TASK INPUTS:
----------
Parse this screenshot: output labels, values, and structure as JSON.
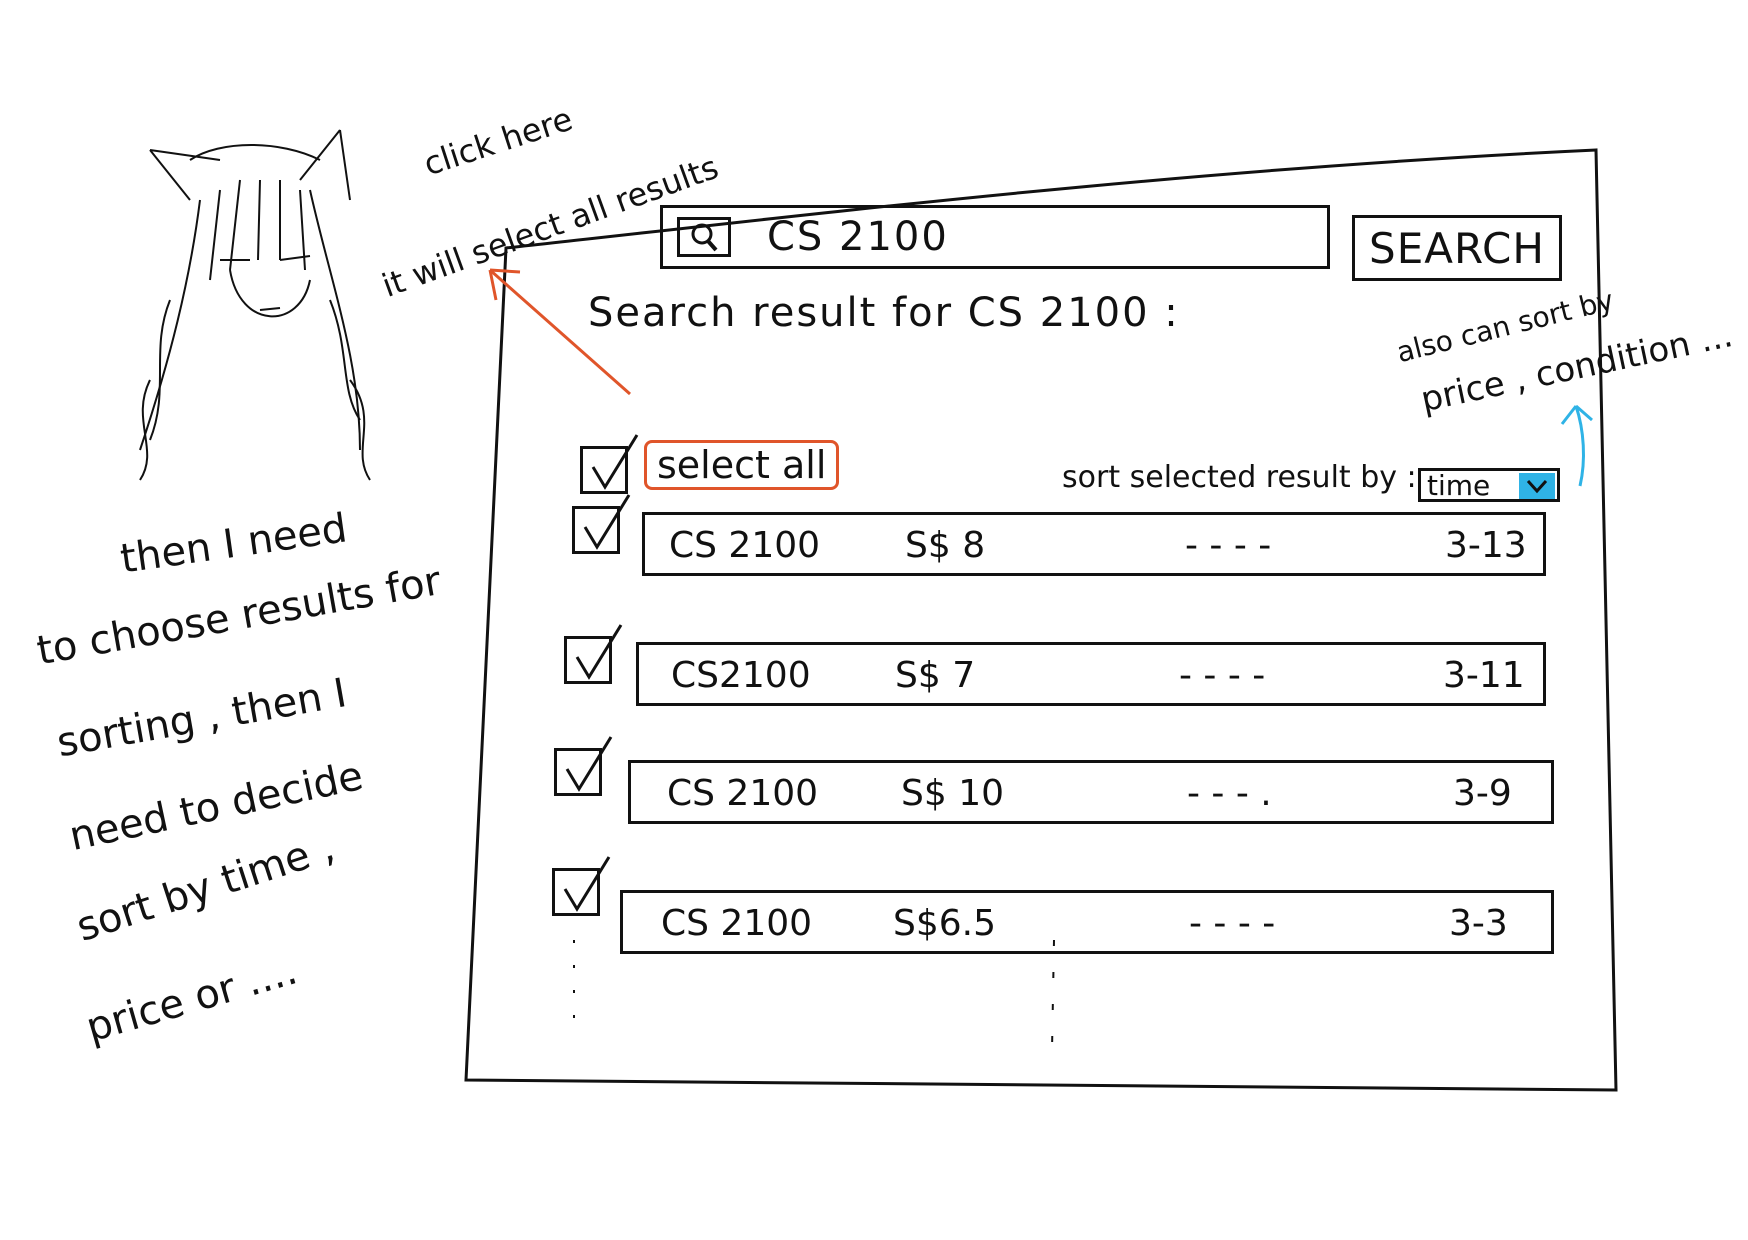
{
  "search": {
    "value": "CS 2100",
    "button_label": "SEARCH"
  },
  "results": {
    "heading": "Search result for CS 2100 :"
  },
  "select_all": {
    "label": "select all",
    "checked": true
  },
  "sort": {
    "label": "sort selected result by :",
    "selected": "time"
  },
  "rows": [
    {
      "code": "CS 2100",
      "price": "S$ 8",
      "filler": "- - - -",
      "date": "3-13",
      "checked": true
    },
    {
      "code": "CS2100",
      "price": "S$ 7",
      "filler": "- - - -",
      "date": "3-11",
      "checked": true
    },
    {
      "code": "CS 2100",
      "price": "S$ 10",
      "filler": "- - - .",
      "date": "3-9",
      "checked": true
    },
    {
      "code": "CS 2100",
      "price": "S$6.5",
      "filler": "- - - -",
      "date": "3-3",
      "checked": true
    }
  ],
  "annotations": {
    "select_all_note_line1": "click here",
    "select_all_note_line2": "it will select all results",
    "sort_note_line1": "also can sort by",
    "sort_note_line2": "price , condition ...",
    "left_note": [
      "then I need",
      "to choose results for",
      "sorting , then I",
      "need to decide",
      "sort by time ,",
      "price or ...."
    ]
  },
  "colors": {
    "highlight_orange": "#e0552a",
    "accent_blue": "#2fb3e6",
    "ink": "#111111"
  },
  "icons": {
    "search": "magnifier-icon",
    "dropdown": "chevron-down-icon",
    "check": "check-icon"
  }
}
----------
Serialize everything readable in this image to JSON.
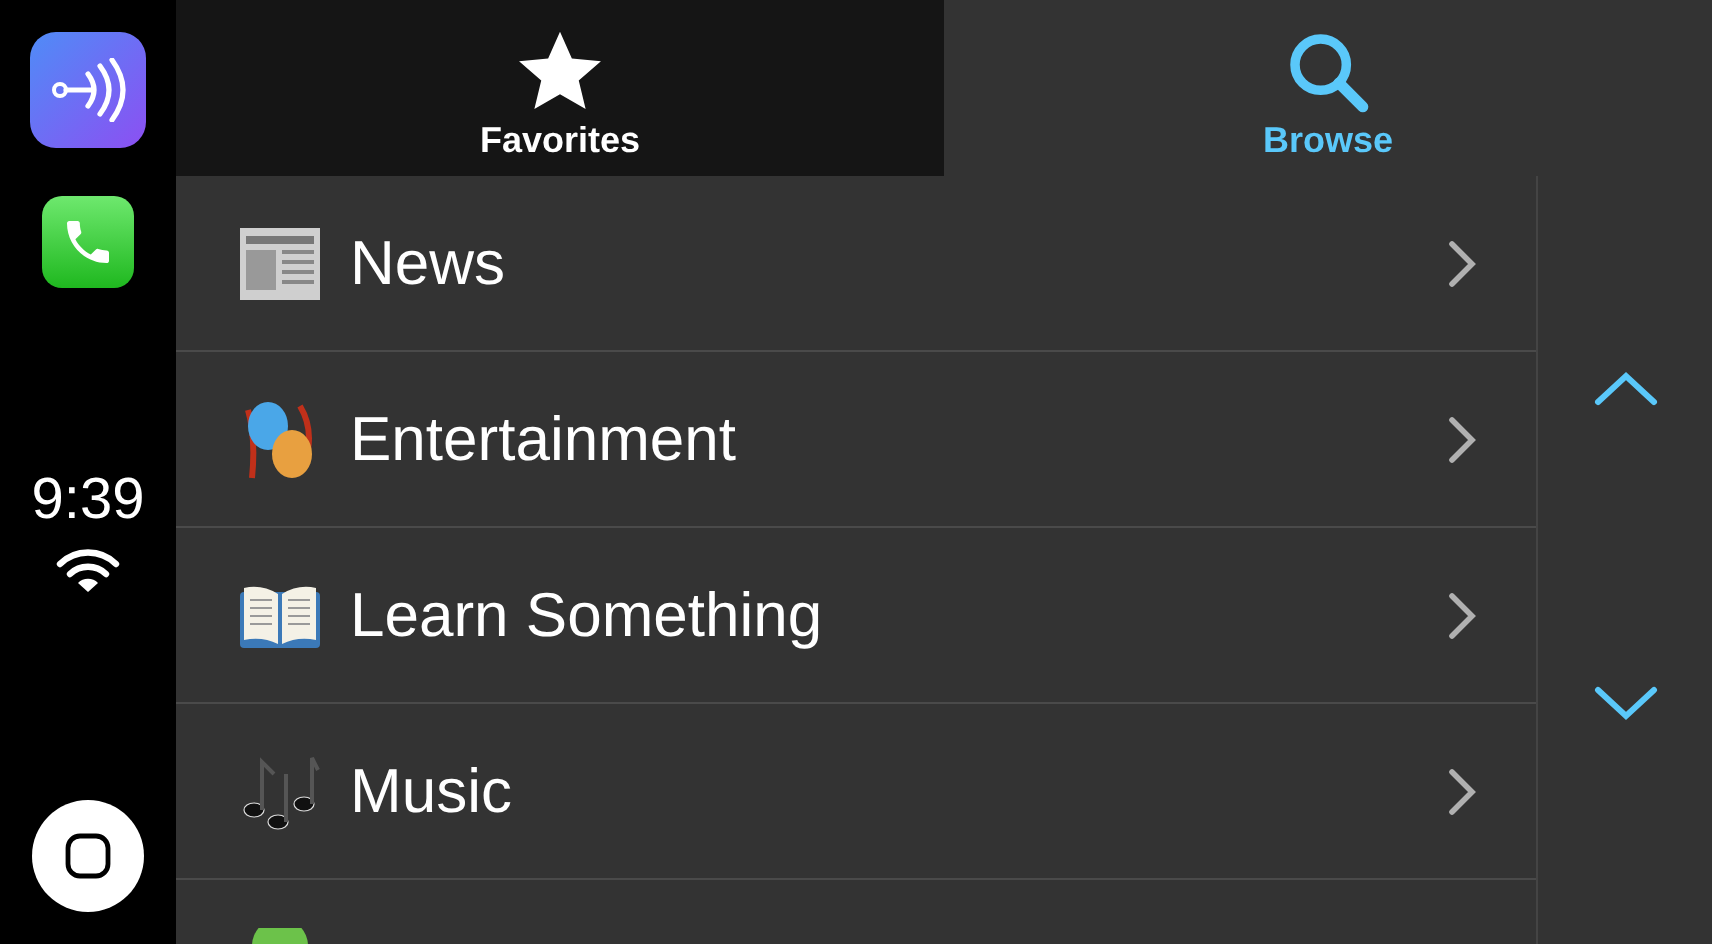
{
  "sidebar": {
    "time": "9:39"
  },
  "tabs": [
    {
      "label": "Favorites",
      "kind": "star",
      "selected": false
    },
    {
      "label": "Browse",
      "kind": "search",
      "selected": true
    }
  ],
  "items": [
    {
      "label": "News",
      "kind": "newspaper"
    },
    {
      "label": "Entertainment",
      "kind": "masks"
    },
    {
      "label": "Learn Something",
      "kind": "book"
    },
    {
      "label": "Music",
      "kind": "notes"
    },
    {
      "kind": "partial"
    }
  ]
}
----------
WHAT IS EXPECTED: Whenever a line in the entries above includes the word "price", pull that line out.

RESPONSE BOX:
      "price": "S$ 8",
      "price": "S$ 7",
      "price": "S$ 10",
      "price": "S$6.5",
    "sort_note_line2": "price , condition ...",
      "price or ...."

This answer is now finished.